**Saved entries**
▼▼▼
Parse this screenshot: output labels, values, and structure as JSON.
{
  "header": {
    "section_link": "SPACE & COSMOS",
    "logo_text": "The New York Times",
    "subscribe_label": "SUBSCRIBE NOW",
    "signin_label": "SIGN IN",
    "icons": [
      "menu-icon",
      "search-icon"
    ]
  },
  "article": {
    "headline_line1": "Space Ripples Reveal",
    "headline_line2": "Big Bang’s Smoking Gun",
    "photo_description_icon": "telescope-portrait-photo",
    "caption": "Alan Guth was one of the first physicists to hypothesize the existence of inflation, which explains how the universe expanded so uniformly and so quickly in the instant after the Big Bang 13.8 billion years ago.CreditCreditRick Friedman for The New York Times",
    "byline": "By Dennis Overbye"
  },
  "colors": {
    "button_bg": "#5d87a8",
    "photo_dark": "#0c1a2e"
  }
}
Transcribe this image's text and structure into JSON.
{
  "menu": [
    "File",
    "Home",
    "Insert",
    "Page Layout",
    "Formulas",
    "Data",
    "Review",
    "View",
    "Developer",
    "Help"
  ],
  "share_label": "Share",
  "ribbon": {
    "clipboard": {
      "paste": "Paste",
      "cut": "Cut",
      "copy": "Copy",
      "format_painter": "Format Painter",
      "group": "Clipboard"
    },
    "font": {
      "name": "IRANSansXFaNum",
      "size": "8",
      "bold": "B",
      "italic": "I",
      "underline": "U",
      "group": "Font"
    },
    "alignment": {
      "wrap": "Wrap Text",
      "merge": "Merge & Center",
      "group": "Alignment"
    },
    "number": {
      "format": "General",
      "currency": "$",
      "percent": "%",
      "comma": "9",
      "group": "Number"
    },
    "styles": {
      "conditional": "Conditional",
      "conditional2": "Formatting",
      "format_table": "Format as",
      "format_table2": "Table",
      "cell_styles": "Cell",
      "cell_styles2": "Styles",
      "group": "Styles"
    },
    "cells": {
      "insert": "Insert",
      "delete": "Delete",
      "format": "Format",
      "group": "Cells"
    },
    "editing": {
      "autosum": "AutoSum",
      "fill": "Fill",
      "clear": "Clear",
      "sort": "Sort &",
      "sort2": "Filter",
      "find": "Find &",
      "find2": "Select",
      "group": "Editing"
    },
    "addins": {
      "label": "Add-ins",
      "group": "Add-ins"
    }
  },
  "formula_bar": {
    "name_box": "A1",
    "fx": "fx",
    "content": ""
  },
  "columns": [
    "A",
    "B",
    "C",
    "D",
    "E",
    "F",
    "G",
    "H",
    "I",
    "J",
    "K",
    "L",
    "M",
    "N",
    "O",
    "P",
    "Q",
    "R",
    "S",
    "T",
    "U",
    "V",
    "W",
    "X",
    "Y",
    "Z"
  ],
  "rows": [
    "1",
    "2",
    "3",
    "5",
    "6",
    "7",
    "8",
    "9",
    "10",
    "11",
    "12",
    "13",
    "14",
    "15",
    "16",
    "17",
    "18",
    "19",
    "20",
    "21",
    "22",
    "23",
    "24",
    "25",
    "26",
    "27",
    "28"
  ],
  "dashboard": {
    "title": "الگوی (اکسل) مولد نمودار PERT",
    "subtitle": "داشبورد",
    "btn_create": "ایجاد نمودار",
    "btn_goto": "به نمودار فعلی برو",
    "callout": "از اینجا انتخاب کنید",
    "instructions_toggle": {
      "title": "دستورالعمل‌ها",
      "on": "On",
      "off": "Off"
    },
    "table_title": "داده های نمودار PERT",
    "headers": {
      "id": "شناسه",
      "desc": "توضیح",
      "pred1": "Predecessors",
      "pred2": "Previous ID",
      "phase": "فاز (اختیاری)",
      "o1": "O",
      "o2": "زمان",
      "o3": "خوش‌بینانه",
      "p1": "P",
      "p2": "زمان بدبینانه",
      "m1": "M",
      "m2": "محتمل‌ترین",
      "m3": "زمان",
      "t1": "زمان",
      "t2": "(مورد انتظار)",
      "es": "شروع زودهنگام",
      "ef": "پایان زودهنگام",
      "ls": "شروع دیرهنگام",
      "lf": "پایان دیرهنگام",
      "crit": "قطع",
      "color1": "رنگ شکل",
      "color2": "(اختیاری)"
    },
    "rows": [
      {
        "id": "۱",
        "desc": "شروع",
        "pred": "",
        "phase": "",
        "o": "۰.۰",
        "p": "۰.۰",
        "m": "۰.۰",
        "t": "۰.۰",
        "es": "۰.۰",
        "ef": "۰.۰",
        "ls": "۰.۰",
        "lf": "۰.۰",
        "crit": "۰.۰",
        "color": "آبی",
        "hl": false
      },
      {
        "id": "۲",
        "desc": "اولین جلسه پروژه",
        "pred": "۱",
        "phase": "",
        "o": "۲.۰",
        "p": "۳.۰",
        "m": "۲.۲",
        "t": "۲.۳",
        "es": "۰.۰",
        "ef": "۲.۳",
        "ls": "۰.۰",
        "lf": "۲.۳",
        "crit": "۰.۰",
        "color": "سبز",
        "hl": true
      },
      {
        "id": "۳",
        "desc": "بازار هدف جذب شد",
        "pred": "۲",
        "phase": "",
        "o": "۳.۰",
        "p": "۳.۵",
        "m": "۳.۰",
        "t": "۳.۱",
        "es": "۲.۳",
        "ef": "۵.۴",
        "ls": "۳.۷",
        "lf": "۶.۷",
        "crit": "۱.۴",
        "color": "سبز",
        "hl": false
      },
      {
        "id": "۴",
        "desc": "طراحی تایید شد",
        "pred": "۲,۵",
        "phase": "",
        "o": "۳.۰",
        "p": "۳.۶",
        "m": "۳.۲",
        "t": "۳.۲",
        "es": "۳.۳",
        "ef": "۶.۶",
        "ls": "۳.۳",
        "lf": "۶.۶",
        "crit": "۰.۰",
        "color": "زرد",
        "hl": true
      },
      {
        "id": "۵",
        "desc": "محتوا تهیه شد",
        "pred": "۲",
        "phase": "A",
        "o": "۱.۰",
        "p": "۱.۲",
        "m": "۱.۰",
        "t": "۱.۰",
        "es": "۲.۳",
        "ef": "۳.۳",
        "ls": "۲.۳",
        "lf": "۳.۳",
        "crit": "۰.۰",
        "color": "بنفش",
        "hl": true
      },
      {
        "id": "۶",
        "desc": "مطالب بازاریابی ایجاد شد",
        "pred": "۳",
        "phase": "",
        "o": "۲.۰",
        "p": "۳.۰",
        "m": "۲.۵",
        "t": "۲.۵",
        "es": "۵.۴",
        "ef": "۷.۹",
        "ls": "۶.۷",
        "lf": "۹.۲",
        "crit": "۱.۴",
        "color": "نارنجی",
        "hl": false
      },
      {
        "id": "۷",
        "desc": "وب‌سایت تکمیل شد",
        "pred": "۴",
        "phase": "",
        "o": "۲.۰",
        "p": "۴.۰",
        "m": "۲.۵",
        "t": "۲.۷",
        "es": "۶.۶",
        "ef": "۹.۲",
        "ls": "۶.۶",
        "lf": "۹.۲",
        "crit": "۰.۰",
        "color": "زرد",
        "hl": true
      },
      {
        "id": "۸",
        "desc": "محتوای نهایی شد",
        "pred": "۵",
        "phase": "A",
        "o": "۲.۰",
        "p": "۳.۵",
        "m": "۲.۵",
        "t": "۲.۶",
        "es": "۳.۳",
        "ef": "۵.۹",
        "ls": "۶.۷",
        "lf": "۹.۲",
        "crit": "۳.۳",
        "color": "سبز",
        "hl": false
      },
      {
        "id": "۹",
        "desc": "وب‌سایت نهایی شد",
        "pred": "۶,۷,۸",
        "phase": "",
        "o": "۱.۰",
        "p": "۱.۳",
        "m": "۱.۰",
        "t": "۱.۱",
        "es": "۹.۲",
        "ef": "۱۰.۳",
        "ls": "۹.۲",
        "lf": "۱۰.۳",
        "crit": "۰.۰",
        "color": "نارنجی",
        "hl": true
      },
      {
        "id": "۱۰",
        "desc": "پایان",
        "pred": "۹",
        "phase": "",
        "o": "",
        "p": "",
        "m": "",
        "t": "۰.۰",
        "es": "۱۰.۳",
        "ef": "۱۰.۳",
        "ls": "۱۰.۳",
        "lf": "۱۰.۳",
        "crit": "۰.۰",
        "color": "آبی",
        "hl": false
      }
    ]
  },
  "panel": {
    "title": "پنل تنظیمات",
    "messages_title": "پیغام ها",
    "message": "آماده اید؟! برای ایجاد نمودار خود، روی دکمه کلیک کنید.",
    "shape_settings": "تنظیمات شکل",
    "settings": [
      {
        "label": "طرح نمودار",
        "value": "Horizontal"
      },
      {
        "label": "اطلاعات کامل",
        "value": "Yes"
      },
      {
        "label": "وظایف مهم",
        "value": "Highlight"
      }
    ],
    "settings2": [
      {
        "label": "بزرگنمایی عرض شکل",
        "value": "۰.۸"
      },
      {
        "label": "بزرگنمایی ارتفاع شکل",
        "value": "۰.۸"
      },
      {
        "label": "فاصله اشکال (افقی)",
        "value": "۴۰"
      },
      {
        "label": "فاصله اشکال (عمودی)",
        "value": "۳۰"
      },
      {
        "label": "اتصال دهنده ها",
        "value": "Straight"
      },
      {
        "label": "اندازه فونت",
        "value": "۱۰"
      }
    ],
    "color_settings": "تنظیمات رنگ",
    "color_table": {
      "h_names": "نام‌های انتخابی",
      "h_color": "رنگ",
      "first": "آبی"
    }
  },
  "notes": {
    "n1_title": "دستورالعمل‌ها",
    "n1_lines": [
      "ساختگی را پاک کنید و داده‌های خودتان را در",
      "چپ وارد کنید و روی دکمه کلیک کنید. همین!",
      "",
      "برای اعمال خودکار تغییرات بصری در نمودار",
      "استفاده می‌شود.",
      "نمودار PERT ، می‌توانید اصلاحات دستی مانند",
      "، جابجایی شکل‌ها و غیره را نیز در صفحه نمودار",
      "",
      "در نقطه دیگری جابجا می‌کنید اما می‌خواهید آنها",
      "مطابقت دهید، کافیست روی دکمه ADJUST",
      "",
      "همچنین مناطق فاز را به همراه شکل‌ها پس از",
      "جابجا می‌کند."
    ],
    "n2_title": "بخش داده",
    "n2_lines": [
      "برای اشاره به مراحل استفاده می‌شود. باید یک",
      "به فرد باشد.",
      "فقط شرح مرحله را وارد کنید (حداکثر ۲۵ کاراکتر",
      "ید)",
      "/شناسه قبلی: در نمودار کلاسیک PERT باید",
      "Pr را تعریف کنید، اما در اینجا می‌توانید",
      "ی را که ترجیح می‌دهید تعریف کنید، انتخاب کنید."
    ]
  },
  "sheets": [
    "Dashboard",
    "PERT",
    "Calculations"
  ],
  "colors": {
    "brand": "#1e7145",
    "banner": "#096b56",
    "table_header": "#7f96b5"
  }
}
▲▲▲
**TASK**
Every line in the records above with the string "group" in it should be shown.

**EXERCISE ANSWER**
      "group": "Clipboard"
      "group": "Font"
      "group": "Alignment"
      "group": "Number"
      "group": "Styles"
      "group": "Cells"
      "group": "Editing"
      "group": "Add-ins"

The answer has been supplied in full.